Ginny has had affairs in the past, notably with her former boss Philip (Jonathan Rigby). He's still pursuing her and she has decided to confront him on his home turf – he's married, of course. What she tells Greg is that she's spending the day with her parents in the country. He just doesn't buy her excuses for not taking him along.

At The Willows, we meet Philip and his wife Sheila (Beth Tuckey). As Tuckey makes beautifully clear through this and the next two scenes is that this little-woman-at-home has a clearer vision than her husband has ever given her credit for. Rigby shows us the slightly callous edge to the successful entrepreneur from his first lines.

Greg's arrival spins the plot further. Then Ginny materialises. Always the perfect hostess, Sheila offers first sherry and then lunch to her uninvited guests. Each exchange twists the permutations of misunderstanding ever tighter; while Philip lapses into a sort of blackmail, Sheila works it all out.
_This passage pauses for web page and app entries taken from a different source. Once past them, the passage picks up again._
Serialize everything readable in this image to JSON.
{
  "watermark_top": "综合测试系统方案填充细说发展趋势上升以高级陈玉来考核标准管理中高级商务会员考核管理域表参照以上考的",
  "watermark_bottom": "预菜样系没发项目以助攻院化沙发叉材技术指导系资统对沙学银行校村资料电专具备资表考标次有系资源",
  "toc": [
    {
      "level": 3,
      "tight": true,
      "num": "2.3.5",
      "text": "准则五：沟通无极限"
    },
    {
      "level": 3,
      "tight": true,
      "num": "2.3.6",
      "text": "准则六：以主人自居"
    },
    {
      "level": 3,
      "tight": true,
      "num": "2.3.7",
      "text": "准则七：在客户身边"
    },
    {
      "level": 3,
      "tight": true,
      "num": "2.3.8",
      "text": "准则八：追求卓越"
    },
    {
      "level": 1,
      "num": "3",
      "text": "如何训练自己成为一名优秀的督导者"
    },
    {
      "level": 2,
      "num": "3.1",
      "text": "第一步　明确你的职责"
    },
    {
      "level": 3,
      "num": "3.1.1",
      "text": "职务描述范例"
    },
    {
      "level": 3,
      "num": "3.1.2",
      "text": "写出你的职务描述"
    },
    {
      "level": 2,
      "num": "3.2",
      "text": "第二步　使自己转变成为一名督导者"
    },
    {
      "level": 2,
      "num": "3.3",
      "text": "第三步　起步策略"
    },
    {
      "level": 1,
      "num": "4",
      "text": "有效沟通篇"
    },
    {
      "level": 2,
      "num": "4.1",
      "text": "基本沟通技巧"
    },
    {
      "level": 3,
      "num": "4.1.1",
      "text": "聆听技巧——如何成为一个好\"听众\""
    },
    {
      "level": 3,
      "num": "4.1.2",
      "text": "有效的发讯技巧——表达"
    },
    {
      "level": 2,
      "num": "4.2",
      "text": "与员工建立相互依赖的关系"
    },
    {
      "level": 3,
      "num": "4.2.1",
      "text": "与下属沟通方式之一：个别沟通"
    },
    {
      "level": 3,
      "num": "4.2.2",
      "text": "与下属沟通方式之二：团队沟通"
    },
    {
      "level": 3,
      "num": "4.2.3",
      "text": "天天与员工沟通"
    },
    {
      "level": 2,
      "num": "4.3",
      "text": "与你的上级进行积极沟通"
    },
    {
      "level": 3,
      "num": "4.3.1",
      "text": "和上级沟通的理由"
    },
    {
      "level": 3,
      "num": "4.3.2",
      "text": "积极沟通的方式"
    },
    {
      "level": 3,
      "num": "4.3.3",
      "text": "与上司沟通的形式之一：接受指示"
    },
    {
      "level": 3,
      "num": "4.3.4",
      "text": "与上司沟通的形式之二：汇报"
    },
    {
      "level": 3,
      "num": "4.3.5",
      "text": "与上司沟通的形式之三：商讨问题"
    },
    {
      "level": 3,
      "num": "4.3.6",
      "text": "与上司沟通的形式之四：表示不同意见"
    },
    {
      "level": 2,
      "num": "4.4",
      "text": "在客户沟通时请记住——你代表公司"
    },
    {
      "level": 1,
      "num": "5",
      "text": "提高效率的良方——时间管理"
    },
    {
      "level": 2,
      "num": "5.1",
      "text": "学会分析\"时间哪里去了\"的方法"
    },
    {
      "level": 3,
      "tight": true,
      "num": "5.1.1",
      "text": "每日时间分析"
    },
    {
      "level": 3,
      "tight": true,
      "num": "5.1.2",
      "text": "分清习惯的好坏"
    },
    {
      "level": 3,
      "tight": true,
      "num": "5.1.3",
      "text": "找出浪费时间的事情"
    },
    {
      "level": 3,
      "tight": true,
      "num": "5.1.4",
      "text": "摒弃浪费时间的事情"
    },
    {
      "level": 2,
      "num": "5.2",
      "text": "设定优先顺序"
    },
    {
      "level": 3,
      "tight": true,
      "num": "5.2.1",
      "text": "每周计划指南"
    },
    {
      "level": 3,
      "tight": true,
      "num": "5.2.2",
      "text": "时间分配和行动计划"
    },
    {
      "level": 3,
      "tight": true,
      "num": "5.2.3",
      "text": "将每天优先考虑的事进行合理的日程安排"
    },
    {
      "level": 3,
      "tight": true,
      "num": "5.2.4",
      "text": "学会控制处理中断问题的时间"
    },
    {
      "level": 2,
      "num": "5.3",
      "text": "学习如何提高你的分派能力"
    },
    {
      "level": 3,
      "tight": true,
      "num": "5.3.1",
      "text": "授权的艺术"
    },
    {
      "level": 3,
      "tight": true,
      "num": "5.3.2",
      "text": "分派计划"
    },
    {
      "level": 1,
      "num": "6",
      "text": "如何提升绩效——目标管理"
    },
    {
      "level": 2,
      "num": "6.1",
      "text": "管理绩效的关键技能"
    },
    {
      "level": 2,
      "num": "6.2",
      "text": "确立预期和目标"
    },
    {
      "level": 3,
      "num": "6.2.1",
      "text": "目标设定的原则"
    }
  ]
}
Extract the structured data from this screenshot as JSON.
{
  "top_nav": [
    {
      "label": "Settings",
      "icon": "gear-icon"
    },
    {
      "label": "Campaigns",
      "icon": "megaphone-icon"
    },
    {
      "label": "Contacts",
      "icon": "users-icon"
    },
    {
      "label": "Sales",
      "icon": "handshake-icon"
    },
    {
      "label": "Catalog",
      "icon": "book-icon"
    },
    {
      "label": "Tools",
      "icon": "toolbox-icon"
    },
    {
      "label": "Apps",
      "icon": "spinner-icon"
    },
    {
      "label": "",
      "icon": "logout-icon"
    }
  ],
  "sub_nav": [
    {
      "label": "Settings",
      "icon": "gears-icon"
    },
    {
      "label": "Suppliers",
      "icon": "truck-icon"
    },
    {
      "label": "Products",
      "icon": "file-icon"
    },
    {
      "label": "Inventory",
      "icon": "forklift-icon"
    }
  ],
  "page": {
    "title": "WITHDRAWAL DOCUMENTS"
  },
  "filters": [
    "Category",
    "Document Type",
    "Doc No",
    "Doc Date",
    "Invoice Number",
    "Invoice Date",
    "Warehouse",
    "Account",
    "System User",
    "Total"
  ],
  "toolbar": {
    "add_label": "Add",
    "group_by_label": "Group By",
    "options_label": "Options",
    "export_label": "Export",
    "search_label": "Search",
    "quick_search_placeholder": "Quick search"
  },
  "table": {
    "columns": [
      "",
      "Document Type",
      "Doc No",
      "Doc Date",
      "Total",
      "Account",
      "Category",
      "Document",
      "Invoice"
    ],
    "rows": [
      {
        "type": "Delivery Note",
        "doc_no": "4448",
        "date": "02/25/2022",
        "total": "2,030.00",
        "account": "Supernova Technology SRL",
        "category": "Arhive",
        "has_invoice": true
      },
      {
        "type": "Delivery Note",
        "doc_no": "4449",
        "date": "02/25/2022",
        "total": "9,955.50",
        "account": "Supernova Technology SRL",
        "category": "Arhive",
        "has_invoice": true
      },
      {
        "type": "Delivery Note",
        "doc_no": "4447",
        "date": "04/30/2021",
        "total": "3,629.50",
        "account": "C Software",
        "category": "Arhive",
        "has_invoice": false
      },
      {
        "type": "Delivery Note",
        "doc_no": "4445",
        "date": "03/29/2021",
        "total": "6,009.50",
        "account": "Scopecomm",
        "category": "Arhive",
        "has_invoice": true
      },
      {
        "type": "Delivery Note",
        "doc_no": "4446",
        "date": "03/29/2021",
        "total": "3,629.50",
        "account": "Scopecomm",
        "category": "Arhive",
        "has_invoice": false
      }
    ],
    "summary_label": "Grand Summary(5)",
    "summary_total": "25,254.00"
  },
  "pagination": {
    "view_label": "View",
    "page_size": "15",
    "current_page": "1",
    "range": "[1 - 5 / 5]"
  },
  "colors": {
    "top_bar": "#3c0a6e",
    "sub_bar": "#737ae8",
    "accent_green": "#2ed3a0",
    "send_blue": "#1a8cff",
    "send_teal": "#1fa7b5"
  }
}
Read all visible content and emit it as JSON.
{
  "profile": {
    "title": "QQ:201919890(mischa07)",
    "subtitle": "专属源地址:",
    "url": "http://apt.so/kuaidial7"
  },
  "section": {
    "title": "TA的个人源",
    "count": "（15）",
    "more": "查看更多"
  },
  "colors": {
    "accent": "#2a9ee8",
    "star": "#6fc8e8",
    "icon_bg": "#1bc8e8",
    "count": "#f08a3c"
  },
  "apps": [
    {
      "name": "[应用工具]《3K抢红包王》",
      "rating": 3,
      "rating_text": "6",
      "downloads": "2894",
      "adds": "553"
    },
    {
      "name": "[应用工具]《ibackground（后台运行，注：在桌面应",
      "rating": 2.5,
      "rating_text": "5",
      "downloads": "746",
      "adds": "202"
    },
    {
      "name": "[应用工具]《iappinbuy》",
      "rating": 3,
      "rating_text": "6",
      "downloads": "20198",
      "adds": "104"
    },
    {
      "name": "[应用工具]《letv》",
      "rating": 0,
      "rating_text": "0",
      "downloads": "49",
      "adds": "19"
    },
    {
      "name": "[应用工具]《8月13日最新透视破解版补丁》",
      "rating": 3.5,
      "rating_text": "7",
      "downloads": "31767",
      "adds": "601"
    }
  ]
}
Edward Max's production is firmly in period, as it should be. Lucy Archbould's sets – first Ginny's bed-sitter in London, then an extensive garden in rural Berkshire – use up all the available stage space, which isn't precisely expansive. It's a play which is more than just a rather brittle comedy of relationships and well worth a revival.

Relatively Speaking runs at the Frinton Summer theatre until 2 August.